Therefore, improving stress problems can be a guarantee that encourages us to drive efficiently and in an orderly manner, which will translate, at the same time, into better well-being and greater enjoyment of our vehicle.
How does stress affect driving?
We call stress to a process in which great pressure is experienced , physical and / or mental, that our emotional mechanisms cannot manage correctly. Although a certain level of stress can be adaptive (as it prompts us to act in situations of possible danger), a level that is too high or out of adjustment with reality can have very serious consequences for the physical and mental state of those who suffer it.
Stress can have consequences that make it difficult for us to be at the wheel , such as muscle tension, headaches, significant fatigue and / or sleep problems, among others. if we take into account that traffic is a great source of stress, we can conclude that these manifestations can occur behind the wheel with great ease.
The phases of stress
Stress at the wheel goes through three very representative phases , each with its characteristic signs and symptoms, which will make it difficult to drive safely. These are:
It is the first phase we experience on our journey. It can occur as a consequence of being immersed in a stressful situation (a lot of traffic, a traffic jam, the rush of each moment) or as a consequence of personal problems external to driving, but that remain in our mind while we are behind the wheel (previous discussions , financial, personal problems …).

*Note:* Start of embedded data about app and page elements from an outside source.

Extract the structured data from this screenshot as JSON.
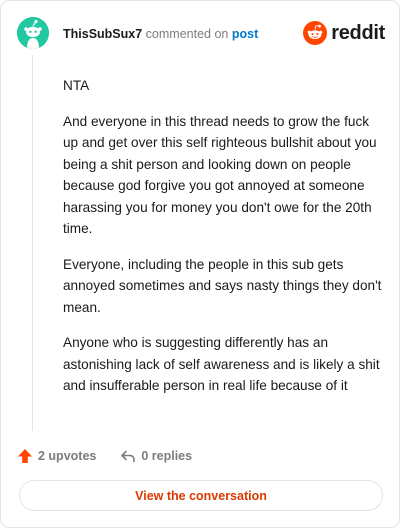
{
  "comment": {
    "author": "ThisSubSux7",
    "action": "commented on",
    "target_link": "post",
    "body": [
      "NTA",
      "And everyone in this thread needs to grow the fuck up and get over this self righteous bullshit about you being a shit person and looking down on people because god forgive you got annoyed at someone harassing you for money you don't owe for the 20th time.",
      "Everyone, including the people in this sub gets annoyed sometimes and says nasty things they don't mean.",
      "Anyone who is suggesting differently has an astonishing lack of self awareness and is likely a shit and insufferable person in real life because of it"
    ]
  },
  "brand": {
    "name": "reddit",
    "icon": "reddit-logo-icon",
    "color": "#ff4500"
  },
  "avatar": {
    "icon": "snoo-avatar-icon",
    "color": "#22c9a0"
  },
  "footer": {
    "upvotes_label": "2 upvotes",
    "upvote_icon": "upvote-arrow-icon",
    "upvote_color": "#ff4500",
    "replies_label": "0 replies",
    "reply_icon": "reply-arrow-icon"
  },
  "cta": {
    "label": "View the conversation",
    "color": "#d93a00"
  }
}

As a consequence, our mind focuses its attention on the most relevant information , which favors the neglect of the rest of the factors. Taking into account that driving is an activity that requires large doses of attention, often divided into different places, this reduction in our attention span can have negative consequences.
In this phase, our muscles remain tense, faced with the possibility of having to flee. It is, therefore, a phase that produces a lot of physical and mental fatigue .

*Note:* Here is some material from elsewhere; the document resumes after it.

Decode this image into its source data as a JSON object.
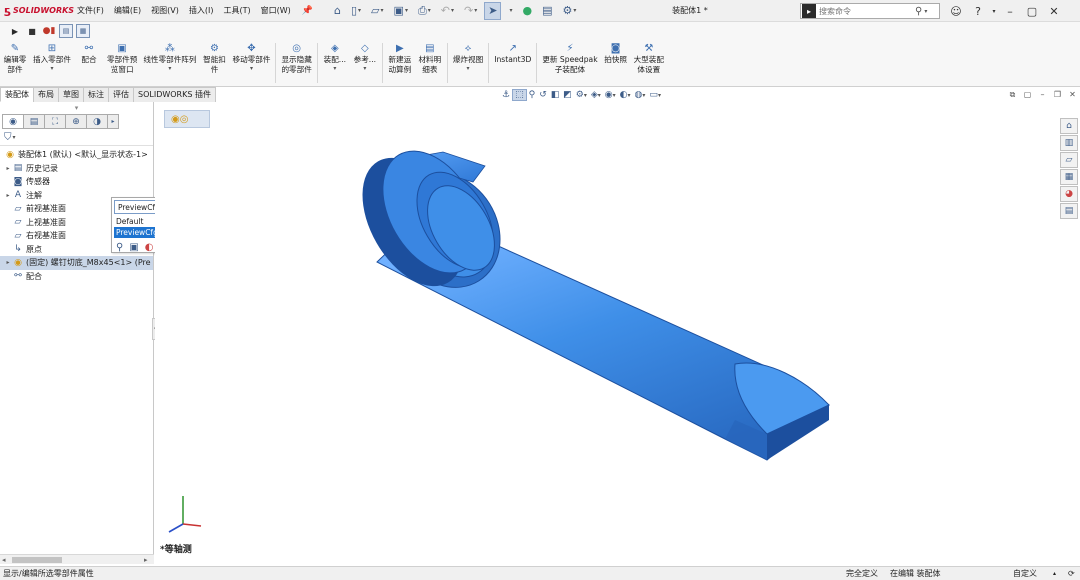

Our muscles begin to relax, although some physical and mental tension remains . Tolerance for frustration is low, which can create problems behind the wheel . We also feel very impatient, impulsive and aggressive , which can lead to reckless behavior and not respecting traffic rules. All this can have fatal consequences on the road.
Our stress has taken its toll on our bodies and we have ended up exhausted. It is then that the body cannot sustain this tension any longer, and it relaxes. But it does it in a very profound way. Tiredness, fatigue, pain and sleep appear . We know the great danger posed by these factors when driving; our attention can drop considerably, as well as our ability to react, increasing the chances of having an accident.
How to improve driving stress?
Therefore, it is necessary to improve our stress level, especially when we go to get into the car. To do this, we can practice respiratory relaxation exercises, as well as gradually tense and loosen our muscles . Meditation, performing routine exercise and trying to face problems with greater tranquility can also help us to improve our state.
If there is something disturbing you on the road, try to control your breathing. Breathe mindfully, breathe deeply, as breathing slows your heart rate, lowers your blood pressure and completely calms you down.